Top of DATA TO EXAMINE
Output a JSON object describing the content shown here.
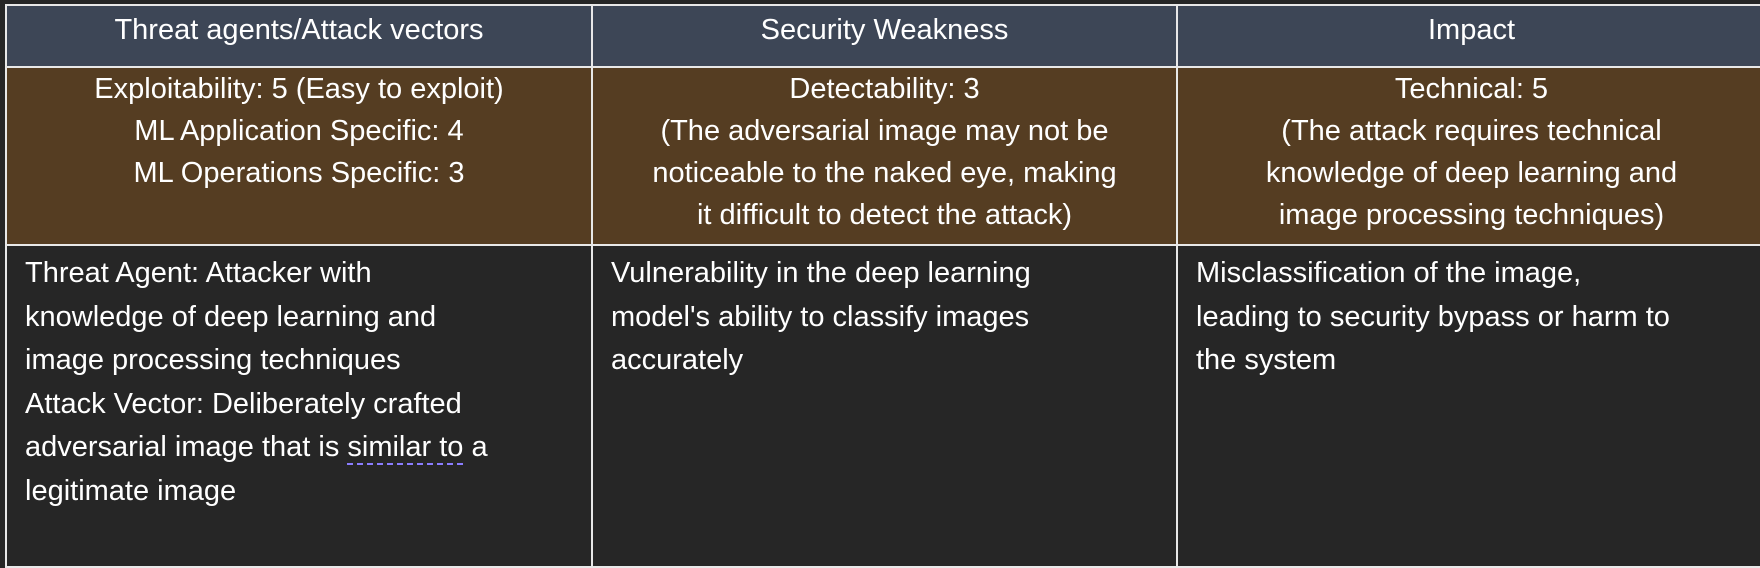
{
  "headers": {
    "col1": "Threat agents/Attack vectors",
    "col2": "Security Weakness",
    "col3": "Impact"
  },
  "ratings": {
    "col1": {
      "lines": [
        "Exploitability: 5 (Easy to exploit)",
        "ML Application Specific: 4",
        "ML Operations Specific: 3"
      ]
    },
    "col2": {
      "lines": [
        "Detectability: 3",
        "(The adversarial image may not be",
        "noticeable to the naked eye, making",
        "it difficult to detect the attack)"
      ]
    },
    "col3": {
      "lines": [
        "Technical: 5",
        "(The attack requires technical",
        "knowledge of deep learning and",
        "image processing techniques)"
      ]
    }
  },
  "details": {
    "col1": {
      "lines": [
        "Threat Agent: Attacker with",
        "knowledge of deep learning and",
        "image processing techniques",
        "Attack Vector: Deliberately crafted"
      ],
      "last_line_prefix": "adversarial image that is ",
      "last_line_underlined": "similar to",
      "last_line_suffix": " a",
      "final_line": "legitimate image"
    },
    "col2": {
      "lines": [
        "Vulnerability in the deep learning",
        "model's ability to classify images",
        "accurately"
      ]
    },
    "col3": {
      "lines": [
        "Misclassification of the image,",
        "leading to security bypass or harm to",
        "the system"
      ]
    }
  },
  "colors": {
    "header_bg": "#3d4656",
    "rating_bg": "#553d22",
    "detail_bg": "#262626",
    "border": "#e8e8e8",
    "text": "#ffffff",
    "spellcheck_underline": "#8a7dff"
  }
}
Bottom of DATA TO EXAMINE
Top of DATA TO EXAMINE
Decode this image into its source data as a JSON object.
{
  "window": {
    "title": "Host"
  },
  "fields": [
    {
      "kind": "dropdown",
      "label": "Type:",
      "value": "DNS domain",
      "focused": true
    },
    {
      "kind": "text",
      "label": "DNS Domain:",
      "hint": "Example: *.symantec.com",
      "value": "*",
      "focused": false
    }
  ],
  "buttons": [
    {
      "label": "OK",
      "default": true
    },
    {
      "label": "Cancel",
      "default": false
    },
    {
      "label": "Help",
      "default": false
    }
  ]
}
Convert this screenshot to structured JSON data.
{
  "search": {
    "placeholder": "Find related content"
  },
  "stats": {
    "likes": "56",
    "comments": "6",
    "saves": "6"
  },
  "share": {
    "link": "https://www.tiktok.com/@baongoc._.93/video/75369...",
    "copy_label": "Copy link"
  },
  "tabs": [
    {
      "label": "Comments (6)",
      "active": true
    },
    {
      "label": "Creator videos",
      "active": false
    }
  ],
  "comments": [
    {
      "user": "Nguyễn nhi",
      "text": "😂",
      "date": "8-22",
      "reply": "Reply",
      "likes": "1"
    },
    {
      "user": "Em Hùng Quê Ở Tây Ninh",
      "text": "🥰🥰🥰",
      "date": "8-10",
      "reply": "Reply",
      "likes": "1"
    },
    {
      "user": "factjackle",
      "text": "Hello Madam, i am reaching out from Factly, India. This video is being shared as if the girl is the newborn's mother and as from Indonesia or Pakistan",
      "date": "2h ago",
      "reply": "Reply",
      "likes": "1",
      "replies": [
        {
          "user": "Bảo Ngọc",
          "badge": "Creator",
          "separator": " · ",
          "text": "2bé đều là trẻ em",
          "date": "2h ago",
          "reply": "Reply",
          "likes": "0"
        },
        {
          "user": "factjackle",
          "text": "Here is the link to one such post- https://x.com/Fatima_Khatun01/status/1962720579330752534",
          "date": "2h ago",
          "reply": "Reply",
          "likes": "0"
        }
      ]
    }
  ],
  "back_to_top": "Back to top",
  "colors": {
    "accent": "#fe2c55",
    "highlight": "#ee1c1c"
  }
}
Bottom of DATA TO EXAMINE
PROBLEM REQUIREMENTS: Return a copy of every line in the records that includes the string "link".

PROBLEM SOLUTION:
    "link": "https://www.tiktok.com/@baongoc._.93/video/75369...",
    "copy_label": "Copy link"
          "text": "Here is the link to one such post- https://x.com/Fatima_Khatun01/status/1962720579330752534",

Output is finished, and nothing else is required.